- Your tinnitus appeared after a head injury
- You experience on and off hearing loss, muscle weakness in your face or vertigo along with your tinnitus
- Your tinnitus is a beating sound and has the same pattern as your pulse
Our Tinnitus Services
Treating tinnitus in Singapore usually starts with an assessment. Our tinnitus assessment will comprise of a hearing assessment (audiometry, tympanometry, acoustic reflex and loudness discomfort levels). After which, you we will conduct a few tests to try to match the sounds of your tinnitus to understand what your tinnitus sounds like, how your tinnitus impacts you and determine the best treatment approach to take.
As tinnitus assessment requires more thorough investigation than a typical hearing test, please schedule at least an hour for each assessment.
Hyperacusis in Singapore
Hyperacusis is the condition whereby normal everyday sounds causes distress and discomfort to a person.
In most cases, the sufferer’s cochlea or hearing organ is functioning normally however has the perception that his or her ears are permanently damaged. Instead, it is the abnormal response of the auditory pathway to sound that causes a person to be intolerant to sounds.Read More

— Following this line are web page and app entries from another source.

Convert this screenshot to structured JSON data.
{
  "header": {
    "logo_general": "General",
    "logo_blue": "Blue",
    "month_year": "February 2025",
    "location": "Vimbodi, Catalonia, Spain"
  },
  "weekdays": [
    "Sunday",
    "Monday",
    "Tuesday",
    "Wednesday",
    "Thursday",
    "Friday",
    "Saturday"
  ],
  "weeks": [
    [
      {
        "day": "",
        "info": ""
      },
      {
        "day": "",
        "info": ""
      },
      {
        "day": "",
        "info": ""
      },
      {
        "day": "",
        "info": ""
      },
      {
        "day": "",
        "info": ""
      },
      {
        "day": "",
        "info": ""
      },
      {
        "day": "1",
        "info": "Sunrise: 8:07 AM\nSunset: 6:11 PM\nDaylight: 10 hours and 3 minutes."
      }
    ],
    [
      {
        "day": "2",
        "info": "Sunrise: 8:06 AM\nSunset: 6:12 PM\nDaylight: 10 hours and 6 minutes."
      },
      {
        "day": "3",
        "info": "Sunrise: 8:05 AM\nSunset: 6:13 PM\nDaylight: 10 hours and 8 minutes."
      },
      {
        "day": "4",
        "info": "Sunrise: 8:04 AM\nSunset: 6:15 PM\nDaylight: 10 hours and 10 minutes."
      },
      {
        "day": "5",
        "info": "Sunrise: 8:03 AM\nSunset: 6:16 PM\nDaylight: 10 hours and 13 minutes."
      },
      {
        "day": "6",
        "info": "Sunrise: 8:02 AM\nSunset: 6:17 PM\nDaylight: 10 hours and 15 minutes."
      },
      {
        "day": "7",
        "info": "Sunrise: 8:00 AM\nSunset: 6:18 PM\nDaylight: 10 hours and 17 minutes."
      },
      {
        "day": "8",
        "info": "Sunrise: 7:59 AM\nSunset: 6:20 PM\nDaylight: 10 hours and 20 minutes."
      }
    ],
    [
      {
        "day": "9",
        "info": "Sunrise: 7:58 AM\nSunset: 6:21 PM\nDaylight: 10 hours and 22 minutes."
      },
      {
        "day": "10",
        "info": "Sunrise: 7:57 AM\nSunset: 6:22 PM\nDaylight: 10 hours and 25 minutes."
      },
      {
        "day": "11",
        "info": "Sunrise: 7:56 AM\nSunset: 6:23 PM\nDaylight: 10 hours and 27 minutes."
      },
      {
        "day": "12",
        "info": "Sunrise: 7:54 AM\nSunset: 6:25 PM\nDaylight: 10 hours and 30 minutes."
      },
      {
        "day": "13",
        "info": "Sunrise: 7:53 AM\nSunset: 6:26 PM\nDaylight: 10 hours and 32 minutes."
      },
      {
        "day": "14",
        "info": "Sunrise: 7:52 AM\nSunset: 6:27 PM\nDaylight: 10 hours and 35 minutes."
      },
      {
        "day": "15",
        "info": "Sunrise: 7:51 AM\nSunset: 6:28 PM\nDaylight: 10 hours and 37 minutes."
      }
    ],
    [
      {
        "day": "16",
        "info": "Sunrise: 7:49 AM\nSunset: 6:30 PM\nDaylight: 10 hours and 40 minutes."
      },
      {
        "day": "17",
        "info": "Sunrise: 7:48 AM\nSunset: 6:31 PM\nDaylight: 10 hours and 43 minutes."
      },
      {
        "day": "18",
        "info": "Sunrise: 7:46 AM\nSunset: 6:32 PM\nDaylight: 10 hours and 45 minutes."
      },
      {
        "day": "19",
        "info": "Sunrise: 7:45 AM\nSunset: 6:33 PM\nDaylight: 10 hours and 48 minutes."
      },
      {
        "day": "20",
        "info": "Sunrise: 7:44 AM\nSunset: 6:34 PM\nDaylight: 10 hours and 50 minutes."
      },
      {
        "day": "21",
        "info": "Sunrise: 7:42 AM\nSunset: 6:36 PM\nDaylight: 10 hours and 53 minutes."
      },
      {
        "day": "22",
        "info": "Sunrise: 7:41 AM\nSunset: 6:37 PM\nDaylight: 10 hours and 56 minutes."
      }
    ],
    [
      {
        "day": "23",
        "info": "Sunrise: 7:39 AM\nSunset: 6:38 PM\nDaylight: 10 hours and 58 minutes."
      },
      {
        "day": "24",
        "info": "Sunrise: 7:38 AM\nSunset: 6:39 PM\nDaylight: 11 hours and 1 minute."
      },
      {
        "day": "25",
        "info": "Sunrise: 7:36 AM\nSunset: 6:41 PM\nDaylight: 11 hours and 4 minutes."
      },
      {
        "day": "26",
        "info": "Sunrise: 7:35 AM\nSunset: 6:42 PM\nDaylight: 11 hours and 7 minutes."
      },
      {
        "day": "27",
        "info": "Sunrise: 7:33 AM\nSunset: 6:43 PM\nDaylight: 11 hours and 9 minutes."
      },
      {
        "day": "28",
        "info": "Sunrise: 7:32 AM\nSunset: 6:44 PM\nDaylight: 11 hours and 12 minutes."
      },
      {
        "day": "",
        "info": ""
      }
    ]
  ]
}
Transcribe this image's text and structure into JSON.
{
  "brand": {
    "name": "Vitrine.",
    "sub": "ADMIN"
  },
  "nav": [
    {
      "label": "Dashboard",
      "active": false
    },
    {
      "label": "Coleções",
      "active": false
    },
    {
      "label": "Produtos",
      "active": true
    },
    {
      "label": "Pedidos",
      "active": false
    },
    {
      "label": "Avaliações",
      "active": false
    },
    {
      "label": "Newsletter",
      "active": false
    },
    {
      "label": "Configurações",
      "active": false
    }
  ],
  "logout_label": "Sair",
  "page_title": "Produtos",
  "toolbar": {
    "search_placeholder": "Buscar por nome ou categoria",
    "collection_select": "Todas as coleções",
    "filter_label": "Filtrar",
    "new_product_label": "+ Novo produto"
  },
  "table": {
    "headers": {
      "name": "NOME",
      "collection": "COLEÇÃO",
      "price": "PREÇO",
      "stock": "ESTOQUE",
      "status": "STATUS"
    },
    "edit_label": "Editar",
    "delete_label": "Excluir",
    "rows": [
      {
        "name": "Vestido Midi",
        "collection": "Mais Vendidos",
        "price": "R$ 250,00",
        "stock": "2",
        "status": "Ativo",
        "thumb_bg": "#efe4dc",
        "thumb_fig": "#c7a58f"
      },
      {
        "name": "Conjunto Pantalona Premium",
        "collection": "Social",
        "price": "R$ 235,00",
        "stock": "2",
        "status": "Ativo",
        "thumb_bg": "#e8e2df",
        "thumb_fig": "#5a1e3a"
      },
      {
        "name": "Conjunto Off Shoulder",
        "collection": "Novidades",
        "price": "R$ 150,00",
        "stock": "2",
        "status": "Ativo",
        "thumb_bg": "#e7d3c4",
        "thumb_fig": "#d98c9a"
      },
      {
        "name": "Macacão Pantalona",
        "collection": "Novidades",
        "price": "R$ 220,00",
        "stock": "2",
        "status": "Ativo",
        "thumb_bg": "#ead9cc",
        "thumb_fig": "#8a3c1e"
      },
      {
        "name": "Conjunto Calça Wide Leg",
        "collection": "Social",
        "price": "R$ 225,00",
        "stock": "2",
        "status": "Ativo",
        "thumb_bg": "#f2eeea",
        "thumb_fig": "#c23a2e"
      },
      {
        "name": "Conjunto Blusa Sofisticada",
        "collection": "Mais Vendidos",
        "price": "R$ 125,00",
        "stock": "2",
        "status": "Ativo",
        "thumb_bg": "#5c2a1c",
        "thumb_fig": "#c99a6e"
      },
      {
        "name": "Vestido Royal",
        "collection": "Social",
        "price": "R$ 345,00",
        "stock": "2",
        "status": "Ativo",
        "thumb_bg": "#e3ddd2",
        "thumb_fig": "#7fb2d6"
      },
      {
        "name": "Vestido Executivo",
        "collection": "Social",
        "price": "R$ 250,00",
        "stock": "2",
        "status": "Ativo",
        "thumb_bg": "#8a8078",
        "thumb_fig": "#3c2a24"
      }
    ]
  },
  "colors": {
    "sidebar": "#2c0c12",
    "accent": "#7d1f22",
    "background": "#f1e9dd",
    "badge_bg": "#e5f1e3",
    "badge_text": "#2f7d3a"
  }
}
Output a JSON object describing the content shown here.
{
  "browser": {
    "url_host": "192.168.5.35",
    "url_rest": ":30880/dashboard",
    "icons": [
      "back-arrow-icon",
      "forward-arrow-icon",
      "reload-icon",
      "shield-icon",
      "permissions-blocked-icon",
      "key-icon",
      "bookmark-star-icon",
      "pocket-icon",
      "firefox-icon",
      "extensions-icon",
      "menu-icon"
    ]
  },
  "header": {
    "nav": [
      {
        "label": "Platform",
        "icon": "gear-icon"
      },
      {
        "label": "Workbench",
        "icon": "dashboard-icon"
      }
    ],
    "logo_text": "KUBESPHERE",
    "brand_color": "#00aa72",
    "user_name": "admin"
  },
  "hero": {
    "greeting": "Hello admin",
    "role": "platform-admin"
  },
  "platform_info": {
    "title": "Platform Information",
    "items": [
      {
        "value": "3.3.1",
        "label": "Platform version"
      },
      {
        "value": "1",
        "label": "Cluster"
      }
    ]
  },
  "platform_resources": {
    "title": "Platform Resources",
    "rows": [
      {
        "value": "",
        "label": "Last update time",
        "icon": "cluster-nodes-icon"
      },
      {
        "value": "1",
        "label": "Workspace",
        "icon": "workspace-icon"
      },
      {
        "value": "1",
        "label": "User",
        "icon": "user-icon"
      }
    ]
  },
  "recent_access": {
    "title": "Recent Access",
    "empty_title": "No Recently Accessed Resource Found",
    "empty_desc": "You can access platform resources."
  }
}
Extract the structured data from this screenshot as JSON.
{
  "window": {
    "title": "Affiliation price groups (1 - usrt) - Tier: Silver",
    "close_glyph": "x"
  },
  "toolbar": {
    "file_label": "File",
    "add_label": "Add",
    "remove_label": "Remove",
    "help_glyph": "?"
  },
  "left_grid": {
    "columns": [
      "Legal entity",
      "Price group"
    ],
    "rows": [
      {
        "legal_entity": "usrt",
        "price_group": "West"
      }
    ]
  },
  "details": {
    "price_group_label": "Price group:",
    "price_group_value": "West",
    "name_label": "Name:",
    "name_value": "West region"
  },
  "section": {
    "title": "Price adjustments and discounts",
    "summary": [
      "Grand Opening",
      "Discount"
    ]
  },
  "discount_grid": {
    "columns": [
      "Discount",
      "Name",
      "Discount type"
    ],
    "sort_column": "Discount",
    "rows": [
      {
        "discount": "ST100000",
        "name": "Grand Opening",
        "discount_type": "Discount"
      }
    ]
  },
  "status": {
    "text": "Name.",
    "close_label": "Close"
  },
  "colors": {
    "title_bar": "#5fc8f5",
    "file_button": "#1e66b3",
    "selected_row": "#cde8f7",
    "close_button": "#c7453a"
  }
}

Hyperacusis & Mysophonia Management Services
Most patients find it useful when we go through the various mechanisms of how changes in the auditory system can lead to decreased sound tolerance. We also teach patients about safe levels of sound. Usually when patients understand that not all types of uncomfortable sounds lead to damage in their hearing their symptoms are alleviated.
In some cases, patients find themselves misunderstood by family members. We do involve family in our counselling sessions as to help them understand that patients do not consciously cause their sound sensitivity. Involving the family in the treatment process is generally beneficial to both patients and family.
Positive Association & Desensitization
Desensitization should always be practiced in a controlled manner under the guidance of a trained audiologist. Forcing a patient to endure the offending sounds for as long as possible may exacerbate the condition. Desensitization is usually practiced with positive association. The offending sound is mixed in a small degree with pleasant sounds such as music and gently introduced to the patient. The goal eventually is to slowly reduce the pleasant sounds in the mixed sounds as the patient’s reactions improves.